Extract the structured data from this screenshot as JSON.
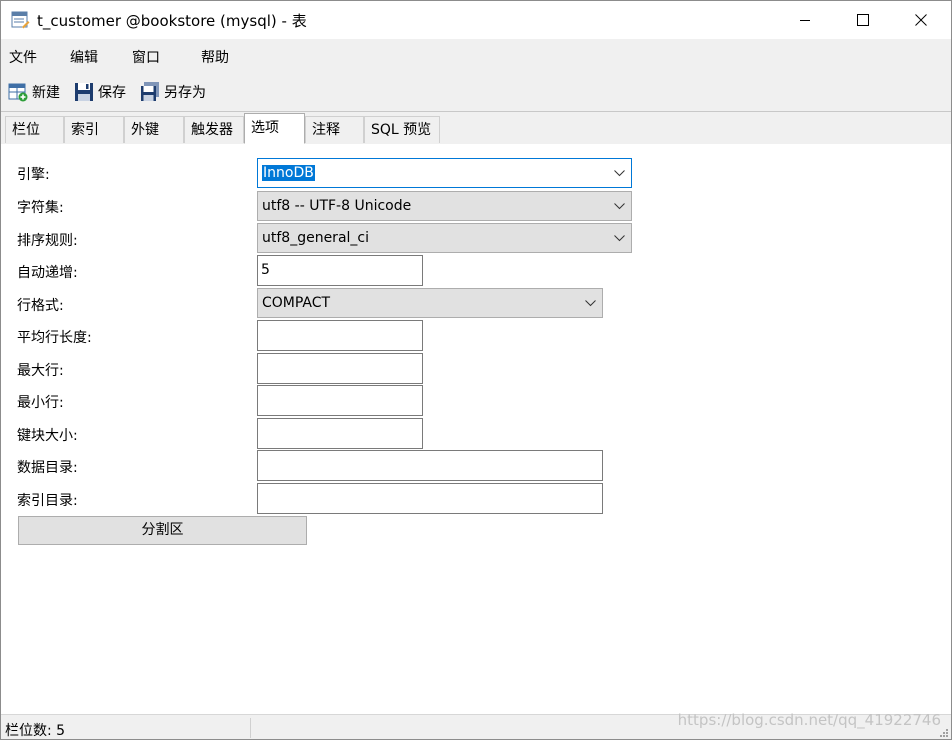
{
  "window": {
    "title": "t_customer @bookstore (mysql) - 表",
    "app_icon": "table-design-icon",
    "controls": [
      "minimize-icon",
      "maximize-icon",
      "close-icon"
    ]
  },
  "menu": [
    "文件",
    "编辑",
    "窗口",
    "帮助"
  ],
  "toolbar": [
    {
      "label": "新建",
      "icon": "new-table-icon"
    },
    {
      "label": "保存",
      "icon": "save-icon"
    },
    {
      "label": "另存为",
      "icon": "save-as-icon"
    }
  ],
  "tabs": [
    "栏位",
    "索引",
    "外键",
    "触发器",
    "选项",
    "注释",
    "SQL 预览"
  ],
  "active_tab": "选项",
  "options": {
    "engine": {
      "label": "引擎:",
      "value": "InnoDB"
    },
    "charset": {
      "label": "字符集:",
      "value": "utf8 -- UTF-8 Unicode"
    },
    "collation": {
      "label": "排序规则:",
      "value": "utf8_general_ci"
    },
    "auto_increment": {
      "label": "自动递增:",
      "value": "5"
    },
    "row_format": {
      "label": "行格式:",
      "value": "COMPACT"
    },
    "avg_row_length": {
      "label": "平均行长度:",
      "value": ""
    },
    "max_rows": {
      "label": "最大行:",
      "value": ""
    },
    "min_rows": {
      "label": "最小行:",
      "value": ""
    },
    "key_block_size": {
      "label": "键块大小:",
      "value": ""
    },
    "data_directory": {
      "label": "数据目录:",
      "value": ""
    },
    "index_directory": {
      "label": "索引目录:",
      "value": ""
    },
    "partition_button": "分割区"
  },
  "status": {
    "field_count": "栏位数: 5",
    "watermark": "https://blog.csdn.net/qq_41922746"
  },
  "colors": {
    "accent": "#0078d7",
    "chrome": "#f0f0f0",
    "control": "#e1e1e1"
  }
}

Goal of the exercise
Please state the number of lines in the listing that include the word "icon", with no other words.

Worked solution
7